▶ **Your assignment**
Scan the entries for lines with the word "title", then copy those lines.

▶ **Given records**
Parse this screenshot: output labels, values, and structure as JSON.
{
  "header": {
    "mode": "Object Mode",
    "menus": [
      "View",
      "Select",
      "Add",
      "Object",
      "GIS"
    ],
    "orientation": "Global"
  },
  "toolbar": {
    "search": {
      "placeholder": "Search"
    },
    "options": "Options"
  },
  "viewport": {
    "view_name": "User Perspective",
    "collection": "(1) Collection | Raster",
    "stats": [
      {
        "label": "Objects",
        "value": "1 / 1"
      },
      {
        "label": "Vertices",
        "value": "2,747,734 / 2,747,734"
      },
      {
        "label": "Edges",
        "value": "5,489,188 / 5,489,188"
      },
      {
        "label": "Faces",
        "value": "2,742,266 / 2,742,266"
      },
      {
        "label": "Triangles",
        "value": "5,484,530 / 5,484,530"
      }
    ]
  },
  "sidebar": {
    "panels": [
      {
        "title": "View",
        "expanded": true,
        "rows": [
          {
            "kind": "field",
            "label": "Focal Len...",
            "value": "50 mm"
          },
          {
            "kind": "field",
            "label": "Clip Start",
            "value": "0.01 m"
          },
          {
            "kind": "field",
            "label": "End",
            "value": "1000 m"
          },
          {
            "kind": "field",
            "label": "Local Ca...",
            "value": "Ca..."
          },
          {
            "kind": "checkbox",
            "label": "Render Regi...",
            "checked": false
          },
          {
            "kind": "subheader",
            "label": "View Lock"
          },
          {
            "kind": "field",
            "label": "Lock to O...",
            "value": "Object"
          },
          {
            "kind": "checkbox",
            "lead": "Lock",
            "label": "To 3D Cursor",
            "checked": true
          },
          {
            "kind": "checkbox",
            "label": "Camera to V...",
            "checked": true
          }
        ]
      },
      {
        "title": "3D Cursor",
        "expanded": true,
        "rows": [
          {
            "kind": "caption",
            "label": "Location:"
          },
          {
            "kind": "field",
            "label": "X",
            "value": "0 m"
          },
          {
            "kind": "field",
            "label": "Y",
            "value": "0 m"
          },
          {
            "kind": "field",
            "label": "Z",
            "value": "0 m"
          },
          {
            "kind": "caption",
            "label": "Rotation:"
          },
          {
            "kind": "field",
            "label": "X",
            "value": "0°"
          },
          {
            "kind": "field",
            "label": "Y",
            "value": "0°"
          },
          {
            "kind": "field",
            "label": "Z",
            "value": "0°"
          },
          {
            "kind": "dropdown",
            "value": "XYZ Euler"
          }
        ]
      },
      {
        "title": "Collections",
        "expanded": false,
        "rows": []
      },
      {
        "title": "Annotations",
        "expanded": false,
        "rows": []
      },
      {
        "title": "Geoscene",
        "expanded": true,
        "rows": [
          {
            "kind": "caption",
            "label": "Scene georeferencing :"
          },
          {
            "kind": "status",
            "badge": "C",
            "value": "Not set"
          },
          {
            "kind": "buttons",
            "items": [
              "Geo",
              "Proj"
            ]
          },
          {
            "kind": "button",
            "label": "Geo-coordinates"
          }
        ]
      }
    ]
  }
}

▶ **Solution**
        "title": "View",
        "title": "3D Cursor",
        "title": "Collections",
        "title": "Annotations",
        "title": "Geoscene",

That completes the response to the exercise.